PTC overcomes repeated setbacks to raise $125M in IPO

The market for biotech IPOs has proven strong enough to welcome PTC Therapeutics, a player in the Duchenne muscular dystrophy field with a consistent record of late-stage failure. The biotech announced today that it has priced its IPO at $15, right at the middle of its range, while boosting the number of shares on offer to 8.4 million in order to reap a larger harvest of cash.

CEO Stuart Peltz

PTC's claim to fame rests largely on the back of ataluren (PTC-124), which has been tested on both DMD and cystic fibrosis caused by "nonsense mutations." As PTC--a 2007 Fierce 15 company--notes in its S-1 filing with the SEC, ataluren failed both a Phase IIb study for DMD as well as a Phase III for cystic fibrosis. It even recently warranted a rebuke from regulators in Europe.

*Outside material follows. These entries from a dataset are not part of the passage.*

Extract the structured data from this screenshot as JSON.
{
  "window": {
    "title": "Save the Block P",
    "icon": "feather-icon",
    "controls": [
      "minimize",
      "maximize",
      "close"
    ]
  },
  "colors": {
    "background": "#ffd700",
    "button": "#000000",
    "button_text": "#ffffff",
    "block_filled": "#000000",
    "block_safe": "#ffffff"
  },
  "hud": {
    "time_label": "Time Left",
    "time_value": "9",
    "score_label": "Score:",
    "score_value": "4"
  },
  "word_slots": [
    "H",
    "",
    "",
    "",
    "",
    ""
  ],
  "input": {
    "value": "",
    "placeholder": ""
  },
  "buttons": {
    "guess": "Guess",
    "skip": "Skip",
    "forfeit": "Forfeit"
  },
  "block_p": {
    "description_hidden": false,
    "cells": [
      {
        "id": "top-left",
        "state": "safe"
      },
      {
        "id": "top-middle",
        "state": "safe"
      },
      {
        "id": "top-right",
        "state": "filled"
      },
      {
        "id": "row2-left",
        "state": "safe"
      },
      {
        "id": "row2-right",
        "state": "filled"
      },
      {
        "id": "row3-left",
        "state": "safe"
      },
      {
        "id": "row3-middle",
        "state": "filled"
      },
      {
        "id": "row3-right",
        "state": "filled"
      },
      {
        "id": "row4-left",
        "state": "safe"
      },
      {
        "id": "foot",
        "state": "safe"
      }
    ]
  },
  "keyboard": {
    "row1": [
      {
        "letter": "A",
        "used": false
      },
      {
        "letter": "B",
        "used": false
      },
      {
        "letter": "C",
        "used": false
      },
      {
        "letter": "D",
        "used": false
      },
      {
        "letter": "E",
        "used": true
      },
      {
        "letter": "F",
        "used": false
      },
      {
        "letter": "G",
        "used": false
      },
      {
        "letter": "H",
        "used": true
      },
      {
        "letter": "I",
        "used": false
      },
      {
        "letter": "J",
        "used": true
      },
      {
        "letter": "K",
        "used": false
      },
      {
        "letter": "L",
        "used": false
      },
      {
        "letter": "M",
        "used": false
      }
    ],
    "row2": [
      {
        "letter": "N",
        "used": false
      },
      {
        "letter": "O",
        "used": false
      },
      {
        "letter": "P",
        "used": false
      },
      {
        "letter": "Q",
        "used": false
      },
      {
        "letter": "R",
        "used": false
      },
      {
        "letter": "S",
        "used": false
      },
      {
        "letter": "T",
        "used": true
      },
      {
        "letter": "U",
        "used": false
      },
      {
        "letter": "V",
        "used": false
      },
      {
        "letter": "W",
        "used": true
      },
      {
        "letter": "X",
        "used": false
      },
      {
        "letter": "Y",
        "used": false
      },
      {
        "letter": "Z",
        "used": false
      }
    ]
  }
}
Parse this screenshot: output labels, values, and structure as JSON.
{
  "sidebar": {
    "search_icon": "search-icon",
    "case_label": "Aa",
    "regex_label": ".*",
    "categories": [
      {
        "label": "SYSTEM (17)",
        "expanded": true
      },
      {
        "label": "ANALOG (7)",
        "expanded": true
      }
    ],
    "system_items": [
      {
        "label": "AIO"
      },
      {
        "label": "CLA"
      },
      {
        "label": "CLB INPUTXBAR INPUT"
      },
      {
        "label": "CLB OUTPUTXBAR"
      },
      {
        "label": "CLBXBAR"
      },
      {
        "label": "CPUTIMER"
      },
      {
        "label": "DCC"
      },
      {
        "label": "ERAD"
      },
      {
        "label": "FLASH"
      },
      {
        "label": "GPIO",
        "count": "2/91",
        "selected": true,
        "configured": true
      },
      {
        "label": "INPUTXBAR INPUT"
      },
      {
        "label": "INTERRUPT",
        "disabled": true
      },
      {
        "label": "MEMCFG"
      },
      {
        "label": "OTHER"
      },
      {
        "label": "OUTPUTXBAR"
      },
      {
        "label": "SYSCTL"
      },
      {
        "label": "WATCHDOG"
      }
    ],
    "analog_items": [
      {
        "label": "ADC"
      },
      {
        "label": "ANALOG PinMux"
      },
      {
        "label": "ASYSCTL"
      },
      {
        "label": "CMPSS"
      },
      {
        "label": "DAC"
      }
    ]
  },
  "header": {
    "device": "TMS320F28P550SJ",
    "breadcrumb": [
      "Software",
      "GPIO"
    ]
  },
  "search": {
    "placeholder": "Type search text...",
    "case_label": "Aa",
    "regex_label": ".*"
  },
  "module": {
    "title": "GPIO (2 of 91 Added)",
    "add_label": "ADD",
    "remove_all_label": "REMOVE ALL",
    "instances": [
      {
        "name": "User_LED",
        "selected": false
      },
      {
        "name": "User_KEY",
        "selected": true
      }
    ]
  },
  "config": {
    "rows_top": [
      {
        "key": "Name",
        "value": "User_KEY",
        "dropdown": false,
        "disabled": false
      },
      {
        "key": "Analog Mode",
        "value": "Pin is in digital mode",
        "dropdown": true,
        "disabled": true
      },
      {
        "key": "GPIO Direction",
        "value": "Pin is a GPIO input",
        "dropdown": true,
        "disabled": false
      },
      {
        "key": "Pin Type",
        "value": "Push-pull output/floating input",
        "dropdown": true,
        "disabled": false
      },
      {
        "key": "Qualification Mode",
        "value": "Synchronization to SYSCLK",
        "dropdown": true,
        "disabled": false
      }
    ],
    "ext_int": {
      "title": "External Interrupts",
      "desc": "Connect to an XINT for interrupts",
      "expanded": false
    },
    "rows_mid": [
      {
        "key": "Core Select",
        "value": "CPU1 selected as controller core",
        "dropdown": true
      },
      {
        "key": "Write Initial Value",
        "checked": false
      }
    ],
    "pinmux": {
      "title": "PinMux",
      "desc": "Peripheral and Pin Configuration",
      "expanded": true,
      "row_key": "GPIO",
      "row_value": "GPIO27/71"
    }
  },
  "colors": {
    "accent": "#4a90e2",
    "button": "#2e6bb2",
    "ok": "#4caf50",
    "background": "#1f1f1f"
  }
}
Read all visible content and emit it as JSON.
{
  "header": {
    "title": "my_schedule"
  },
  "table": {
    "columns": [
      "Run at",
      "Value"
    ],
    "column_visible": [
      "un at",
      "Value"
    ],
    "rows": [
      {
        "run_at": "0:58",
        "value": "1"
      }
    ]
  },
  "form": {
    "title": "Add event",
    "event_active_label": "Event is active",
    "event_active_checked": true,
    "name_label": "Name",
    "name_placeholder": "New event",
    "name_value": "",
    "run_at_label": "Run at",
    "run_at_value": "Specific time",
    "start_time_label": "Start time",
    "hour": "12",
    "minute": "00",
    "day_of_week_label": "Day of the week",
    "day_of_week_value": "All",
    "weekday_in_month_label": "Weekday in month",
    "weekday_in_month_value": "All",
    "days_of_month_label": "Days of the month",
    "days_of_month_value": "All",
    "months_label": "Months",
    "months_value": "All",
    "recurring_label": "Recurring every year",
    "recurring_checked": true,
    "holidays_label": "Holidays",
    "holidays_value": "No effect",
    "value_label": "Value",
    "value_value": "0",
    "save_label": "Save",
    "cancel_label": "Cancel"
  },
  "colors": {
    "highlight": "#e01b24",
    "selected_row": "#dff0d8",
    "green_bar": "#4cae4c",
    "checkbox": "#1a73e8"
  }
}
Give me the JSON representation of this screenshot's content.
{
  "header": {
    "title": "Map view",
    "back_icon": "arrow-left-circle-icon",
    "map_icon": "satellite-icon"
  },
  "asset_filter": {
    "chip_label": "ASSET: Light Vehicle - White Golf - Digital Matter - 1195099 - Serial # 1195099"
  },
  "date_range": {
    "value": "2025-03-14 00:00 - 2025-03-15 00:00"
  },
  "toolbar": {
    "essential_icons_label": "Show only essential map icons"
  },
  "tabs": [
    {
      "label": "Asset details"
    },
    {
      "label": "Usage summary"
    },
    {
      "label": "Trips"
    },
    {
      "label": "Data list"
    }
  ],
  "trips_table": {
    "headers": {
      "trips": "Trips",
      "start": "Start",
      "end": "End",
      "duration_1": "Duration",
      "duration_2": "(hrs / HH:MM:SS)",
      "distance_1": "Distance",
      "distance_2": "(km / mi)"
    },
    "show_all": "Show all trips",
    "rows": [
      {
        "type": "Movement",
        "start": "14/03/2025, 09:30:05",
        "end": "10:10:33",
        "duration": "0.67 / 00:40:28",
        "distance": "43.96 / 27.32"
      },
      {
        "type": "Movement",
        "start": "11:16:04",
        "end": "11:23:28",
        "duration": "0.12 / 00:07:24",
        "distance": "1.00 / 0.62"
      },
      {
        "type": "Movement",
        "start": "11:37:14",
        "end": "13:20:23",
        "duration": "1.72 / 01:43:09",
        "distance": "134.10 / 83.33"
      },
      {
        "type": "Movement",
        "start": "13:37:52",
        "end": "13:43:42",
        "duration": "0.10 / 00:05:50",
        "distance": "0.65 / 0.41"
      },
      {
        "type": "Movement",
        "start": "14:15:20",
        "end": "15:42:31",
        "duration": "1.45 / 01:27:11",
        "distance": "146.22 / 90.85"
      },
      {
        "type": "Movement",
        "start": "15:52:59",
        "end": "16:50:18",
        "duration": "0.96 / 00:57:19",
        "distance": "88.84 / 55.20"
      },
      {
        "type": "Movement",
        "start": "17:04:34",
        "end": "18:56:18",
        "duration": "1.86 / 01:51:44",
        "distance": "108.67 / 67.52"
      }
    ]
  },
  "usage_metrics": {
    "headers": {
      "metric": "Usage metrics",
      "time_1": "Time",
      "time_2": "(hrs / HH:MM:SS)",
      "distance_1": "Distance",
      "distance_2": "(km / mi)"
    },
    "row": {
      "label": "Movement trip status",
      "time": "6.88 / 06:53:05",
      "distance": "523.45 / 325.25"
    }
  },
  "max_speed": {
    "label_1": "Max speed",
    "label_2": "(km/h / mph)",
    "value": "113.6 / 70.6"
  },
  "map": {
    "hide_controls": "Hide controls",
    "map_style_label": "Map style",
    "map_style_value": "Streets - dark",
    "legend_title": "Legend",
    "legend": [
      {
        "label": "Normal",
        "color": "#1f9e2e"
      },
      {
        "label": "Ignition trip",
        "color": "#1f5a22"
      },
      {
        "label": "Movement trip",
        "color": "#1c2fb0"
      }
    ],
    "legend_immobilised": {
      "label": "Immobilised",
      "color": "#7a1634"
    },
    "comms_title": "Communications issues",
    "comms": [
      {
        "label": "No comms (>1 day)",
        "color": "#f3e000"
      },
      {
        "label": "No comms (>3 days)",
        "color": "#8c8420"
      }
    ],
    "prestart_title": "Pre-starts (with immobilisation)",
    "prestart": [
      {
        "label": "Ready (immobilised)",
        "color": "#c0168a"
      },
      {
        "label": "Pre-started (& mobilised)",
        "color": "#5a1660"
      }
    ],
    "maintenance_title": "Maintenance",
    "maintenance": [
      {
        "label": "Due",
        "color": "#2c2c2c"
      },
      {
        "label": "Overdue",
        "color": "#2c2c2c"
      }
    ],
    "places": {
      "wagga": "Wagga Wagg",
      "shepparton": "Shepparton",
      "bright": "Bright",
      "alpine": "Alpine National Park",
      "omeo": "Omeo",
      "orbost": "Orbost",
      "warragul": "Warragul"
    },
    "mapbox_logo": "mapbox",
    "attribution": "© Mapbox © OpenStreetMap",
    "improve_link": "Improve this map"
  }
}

But the biotech, which is led by Stuart Peltz, believes it's learned enough along the way to snag positive results in a final round of Phase III trials for both indications.

Back in 2011 Genzyme jettisoned its collaboration on the DMD indication, after a Phase IIb failure. But Peltz has consistently managed to raise funds for the company, adding a $60 million round just a few months ago from a mix of hedge funds, venture groups and Big Pharma investors. PTC has also garnered a considerable amount of grant money to back its research work.

Peltz has argued for years now that even though ataluren hasn't produced statistically significant results in later stage studies, the improvements in walking distance warranted an approval. He took that argument to the EMA last fall, asking for a conditional approval, but was promptly batted down--though there's no record of an announcement on their website. 

"In March 2013, the EMA provided an initial response to our MAA submission for conditional approval of ataluren for the treatment of nmDMD," PTC reported in its S-1. "In this response, referred to as the day 120 list of questions, the EMA informed us of major objections that would preclude a recommendation for marketing authorization unless adequately addressed. These major objections relate to, among other things, the EMA's views regarding insufficient evidence of efficacy based on our single Phase IIb clinical trial, resulting in a negative risk-benefit balance for purposes of conditional approval, uncertainties about the effective dose and questions about whether our confirmatory Phase III clinical trial for this indication could be continued if the EMA grants conditional approval."

DMD has drawn a tremendous amount of interest from the investment community, which has largely been focused on Sarepta and a collaboration between GlaxoSmithKline ($GSK) and Prosensa. PTC, though, has been a dogged contender. Prosensa has also filed an IPO.

- here's the S-1
- read the AP story

Special Report: PTC Therapeutics - 2007 Fierce 15